* Exercise prompt
Return all the lines below, exactly as they read.

* Component data from apps and pages

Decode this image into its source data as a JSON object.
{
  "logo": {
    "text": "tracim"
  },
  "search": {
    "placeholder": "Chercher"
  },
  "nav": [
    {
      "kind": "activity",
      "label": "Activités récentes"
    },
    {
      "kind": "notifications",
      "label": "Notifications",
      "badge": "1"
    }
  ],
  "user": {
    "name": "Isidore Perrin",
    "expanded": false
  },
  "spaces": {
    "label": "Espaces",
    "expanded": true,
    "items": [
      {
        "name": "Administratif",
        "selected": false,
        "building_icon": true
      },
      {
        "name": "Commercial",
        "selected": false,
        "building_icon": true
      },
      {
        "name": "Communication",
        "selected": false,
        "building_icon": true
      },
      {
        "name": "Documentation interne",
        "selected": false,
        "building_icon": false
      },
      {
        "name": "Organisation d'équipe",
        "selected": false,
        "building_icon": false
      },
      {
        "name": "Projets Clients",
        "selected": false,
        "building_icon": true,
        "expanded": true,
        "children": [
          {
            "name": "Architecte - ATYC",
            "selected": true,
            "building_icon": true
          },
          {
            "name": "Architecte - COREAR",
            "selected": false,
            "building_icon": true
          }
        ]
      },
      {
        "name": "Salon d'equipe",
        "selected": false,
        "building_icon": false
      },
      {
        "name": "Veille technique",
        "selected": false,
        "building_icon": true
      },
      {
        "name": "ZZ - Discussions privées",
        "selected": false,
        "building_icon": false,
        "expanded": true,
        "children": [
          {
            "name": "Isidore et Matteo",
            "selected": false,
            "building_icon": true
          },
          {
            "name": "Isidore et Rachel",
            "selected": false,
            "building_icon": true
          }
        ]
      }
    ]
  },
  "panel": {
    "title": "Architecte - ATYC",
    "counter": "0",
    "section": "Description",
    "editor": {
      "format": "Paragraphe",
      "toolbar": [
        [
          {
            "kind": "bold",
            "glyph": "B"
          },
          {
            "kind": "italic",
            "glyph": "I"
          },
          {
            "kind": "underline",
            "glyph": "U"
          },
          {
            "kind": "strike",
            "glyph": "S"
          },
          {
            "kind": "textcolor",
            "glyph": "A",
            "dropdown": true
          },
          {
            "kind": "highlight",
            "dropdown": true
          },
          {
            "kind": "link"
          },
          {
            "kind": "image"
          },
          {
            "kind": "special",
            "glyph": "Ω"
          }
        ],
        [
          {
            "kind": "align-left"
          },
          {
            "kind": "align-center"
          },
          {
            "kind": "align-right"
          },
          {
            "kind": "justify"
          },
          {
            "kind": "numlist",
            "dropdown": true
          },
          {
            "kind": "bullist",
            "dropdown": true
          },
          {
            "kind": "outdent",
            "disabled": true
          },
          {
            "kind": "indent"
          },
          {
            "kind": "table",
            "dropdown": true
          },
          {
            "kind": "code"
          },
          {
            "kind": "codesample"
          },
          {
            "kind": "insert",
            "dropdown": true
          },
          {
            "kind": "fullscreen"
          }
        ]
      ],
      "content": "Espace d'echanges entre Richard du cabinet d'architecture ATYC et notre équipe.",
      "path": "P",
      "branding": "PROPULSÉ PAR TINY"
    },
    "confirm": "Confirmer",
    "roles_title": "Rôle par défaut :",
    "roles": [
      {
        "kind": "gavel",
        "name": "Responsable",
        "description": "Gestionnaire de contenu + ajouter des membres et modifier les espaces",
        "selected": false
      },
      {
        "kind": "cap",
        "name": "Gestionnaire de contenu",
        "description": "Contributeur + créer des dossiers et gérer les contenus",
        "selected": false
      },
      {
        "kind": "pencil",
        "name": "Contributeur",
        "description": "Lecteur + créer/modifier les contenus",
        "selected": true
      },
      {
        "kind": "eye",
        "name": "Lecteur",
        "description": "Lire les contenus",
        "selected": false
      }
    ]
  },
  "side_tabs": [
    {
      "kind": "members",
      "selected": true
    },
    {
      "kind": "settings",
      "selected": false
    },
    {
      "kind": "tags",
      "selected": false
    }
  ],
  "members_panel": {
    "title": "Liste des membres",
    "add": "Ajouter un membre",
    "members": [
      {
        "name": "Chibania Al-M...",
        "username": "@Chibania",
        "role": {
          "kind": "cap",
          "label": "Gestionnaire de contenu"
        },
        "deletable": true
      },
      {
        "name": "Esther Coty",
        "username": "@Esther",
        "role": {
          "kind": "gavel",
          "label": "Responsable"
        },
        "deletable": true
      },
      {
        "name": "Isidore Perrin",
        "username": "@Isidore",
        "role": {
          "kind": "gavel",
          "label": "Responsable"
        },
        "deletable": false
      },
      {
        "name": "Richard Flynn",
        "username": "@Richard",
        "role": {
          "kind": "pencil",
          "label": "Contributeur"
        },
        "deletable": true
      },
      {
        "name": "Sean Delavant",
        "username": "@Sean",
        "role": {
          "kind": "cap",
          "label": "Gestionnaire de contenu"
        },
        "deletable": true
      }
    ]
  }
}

* Response for this exercise
Decode this image into its source data as a JSON object.
{
  "logo": {
    "text": "tracim"
  },
  "search": {
    "placeholder": "Chercher"
  },
  "nav": [
    {
      "kind": "activity",
      "label": "Activités récentes"
    },
    {
      "kind": "notifications",
      "label": "Notifications",
      "badge": "1"
    }
  ],
  "user": {
    "name": "Isidore Perrin",
    "expanded": false
  },
  "spaces": {
    "label": "Espaces",
    "expanded": true,
    "items": [
      {
        "name": "Administratif",
        "selected": false,
        "building_icon": true
      },
      {
        "name": "Commercial",
        "selected": false,
        "building_icon": true
      },
      {
        "name": "Communication",
        "selected": false,
        "building_icon": true
      },
      {
        "name": "Documentation interne",
        "selected": false,
        "building_icon": false
      },
      {
        "name": "Organisation d'équipe",
        "selected": false,
        "building_icon": false
      },
      {
        "name": "Projets Clients",
        "selected": false,
        "building_icon": true,
        "expanded": true,
        "children": [
          {
            "name": "Architecte - ATYC",
            "selected": true,
            "building_icon": true
          },
          {
            "name": "Architecte - COREAR",
            "selected": false,
            "building_icon": true
          }
        ]
      },
      {
        "name": "Salon d'equipe",
        "selected": false,
        "building_icon": false
      },
      {
        "name": "Veille technique",
        "selected": false,
        "building_icon": true
      },
      {
        "name": "ZZ - Discussions privées",
        "selected": false,
        "building_icon": false,
        "expanded": true,
        "children": [
          {
            "name": "Isidore et Matteo",
            "selected": false,
            "building_icon": true
          },
          {
            "name": "Isidore et Rachel",
            "selected": false,
            "building_icon": true
          }
        ]
      }
    ]
  },
  "panel": {
    "title": "Architecte - ATYC",
    "counter": "0",
    "section": "Description",
    "editor": {
      "format": "Paragraphe",
      "toolbar": [
        [
          {
            "kind": "bold",
            "glyph": "B"
          },
          {
            "kind": "italic",
            "glyph": "I"
          },
          {
            "kind": "underline",
            "glyph": "U"
          },
          {
            "kind": "strike",
            "glyph": "S"
          },
          {
            "kind": "textcolor",
            "glyph": "A",
            "dropdown": true
          },
          {
            "kind": "highlight",
            "dropdown": true
          },
          {
            "kind": "link"
          },
          {
            "kind": "image"
          },
          {
            "kind": "special",
            "glyph": "Ω"
          }
        ],
        [
          {
            "kind": "align-left"
          },
          {
            "kind": "align-center"
          },
          {
            "kind": "align-right"
          },
          {
            "kind": "justify"
          },
          {
            "kind": "numlist",
            "dropdown": true
          },
          {
            "kind": "bullist",
            "dropdown": true
          },
          {
            "kind": "outdent",
            "disabled": true
          },
          {
            "kind": "indent"
          },
          {
            "kind": "table",
            "dropdown": true
          },
          {
            "kind": "code"
          },
          {
            "kind": "codesample"
          },
          {
            "kind": "insert",
            "dropdown": true
          },
          {
            "kind": "fullscreen"
          }
        ]
      ],
      "content": "Espace d'echanges entre Richard du cabinet d'architecture ATYC et notre équipe.",
      "path": "P",
      "branding": "PROPULSÉ PAR TINY"
    },
    "confirm": "Confirmer",
    "roles_title": "Rôle par défaut :",
    "roles": [
      {
        "kind": "gavel",
        "name": "Responsable",
        "description": "Gestionnaire de contenu + ajouter des membres et modifier les espaces",
        "selected": false
      },
      {
        "kind": "cap",
        "name": "Gestionnaire de contenu",
        "description": "Contributeur + créer des dossiers et gérer les contenus",
        "selected": false
      },
      {
        "kind": "pencil",
        "name": "Contributeur",
        "description": "Lecteur + créer/modifier les contenus",
        "selected": true
      },
      {
        "kind": "eye",
        "name": "Lecteur",
        "description": "Lire les contenus",
        "selected": false
      }
    ]
  },
  "side_tabs": [
    {
      "kind": "members",
      "selected": true
    },
    {
      "kind": "settings",
      "selected": false
    },
    {
      "kind": "tags",
      "selected": false
    }
  ],
  "members_panel": {
    "title": "Liste des membres",
    "add": "Ajouter un membre",
    "members": [
      {
        "name": "Chibania Al-M...",
        "username": "@Chibania",
        "role": {
          "kind": "cap",
          "label": "Gestionnaire de contenu"
        },
        "deletable": true
      },
      {
        "name": "Esther Coty",
        "username": "@Esther",
        "role": {
          "kind": "gavel",
          "label": "Responsable"
        },
        "deletable": true
      },
      {
        "name": "Isidore Perrin",
        "username": "@Isidore",
        "role": {
          "kind": "gavel",
          "label": "Responsable"
        },
        "deletable": false
      },
      {
        "name": "Richard Flynn",
        "username": "@Richard",
        "role": {
          "kind": "pencil",
          "label": "Contributeur"
        },
        "deletable": true
      },
      {
        "name": "Sean Delavant",
        "username": "@Sean",
        "role": {
          "kind": "cap",
          "label": "Gestionnaire de contenu"
        },
        "deletable": true
      }
    ]
  }
}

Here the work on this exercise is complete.